== How to complete this task ==
Return the records below exactly as they are written.

Items from an interface collection:
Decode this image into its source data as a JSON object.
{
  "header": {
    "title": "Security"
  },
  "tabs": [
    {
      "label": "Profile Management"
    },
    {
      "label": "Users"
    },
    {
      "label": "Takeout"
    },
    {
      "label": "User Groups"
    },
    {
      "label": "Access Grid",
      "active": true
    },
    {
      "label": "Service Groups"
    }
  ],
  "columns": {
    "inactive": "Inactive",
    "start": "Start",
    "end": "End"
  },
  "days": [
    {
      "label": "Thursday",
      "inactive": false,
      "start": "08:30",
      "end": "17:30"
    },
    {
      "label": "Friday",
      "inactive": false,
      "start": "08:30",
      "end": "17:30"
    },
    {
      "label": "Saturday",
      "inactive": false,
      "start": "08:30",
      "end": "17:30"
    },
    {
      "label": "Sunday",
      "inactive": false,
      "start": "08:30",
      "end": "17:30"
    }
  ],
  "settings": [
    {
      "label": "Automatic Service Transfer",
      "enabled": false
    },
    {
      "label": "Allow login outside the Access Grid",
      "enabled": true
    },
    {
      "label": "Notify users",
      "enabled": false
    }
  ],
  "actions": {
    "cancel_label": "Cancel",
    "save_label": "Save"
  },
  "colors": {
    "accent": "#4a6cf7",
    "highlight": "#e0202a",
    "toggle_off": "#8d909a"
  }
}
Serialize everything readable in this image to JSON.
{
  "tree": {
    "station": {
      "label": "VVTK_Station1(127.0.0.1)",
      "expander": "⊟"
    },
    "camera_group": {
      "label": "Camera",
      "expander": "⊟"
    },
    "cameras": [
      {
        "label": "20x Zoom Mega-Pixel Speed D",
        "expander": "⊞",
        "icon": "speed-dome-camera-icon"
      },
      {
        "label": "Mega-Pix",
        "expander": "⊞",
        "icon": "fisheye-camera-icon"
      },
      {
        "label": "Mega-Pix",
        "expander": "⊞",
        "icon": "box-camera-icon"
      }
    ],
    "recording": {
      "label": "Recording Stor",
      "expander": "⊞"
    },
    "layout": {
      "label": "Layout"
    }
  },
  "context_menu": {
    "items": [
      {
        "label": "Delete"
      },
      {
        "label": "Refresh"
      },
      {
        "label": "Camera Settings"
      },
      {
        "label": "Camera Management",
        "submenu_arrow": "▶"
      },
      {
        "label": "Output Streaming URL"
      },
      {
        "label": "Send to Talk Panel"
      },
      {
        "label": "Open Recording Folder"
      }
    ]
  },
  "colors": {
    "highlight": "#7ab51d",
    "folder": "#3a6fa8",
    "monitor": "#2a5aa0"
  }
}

== Your solution ==
Decode this image into its source data as a JSON object.
{
  "header": {
    "title": "Security"
  },
  "tabs": [
    {
      "label": "Profile Management"
    },
    {
      "label": "Users"
    },
    {
      "label": "Takeout"
    },
    {
      "label": "User Groups"
    },
    {
      "label": "Access Grid",
      "active": true
    },
    {
      "label": "Service Groups"
    }
  ],
  "columns": {
    "inactive": "Inactive",
    "start": "Start",
    "end": "End"
  },
  "days": [
    {
      "label": "Thursday",
      "inactive": false,
      "start": "08:30",
      "end": "17:30"
    },
    {
      "label": "Friday",
      "inactive": false,
      "start": "08:30",
      "end": "17:30"
    },
    {
      "label": "Saturday",
      "inactive": false,
      "start": "08:30",
      "end": "17:30"
    },
    {
      "label": "Sunday",
      "inactive": false,
      "start": "08:30",
      "end": "17:30"
    }
  ],
  "settings": [
    {
      "label": "Automatic Service Transfer",
      "enabled": false
    },
    {
      "label": "Allow login outside the Access Grid",
      "enabled": true
    },
    {
      "label": "Notify users",
      "enabled": false
    }
  ],
  "actions": {
    "cancel_label": "Cancel",
    "save_label": "Save"
  },
  "colors": {
    "accent": "#4a6cf7",
    "highlight": "#e0202a",
    "toggle_off": "#8d909a"
  }
}
Serialize everything readable in this image to JSON.
{
  "tree": {
    "station": {
      "label": "VVTK_Station1(127.0.0.1)",
      "expander": "⊟"
    },
    "camera_group": {
      "label": "Camera",
      "expander": "⊟"
    },
    "cameras": [
      {
        "label": "20x Zoom Mega-Pixel Speed D",
        "expander": "⊞",
        "icon": "speed-dome-camera-icon"
      },
      {
        "label": "Mega-Pix",
        "expander": "⊞",
        "icon": "fisheye-camera-icon"
      },
      {
        "label": "Mega-Pix",
        "expander": "⊞",
        "icon": "box-camera-icon"
      }
    ],
    "recording": {
      "label": "Recording Stor",
      "expander": "⊞"
    },
    "layout": {
      "label": "Layout"
    }
  },
  "context_menu": {
    "items": [
      {
        "label": "Delete"
      },
      {
        "label": "Refresh"
      },
      {
        "label": "Camera Settings"
      },
      {
        "label": "Camera Management",
        "submenu_arrow": "▶"
      },
      {
        "label": "Output Streaming URL"
      },
      {
        "label": "Send to Talk Panel"
      },
      {
        "label": "Open Recording Folder"
      }
    ]
  },
  "colors": {
    "highlight": "#7ab51d",
    "folder": "#3a6fa8",
    "monitor": "#2a5aa0"
  }
}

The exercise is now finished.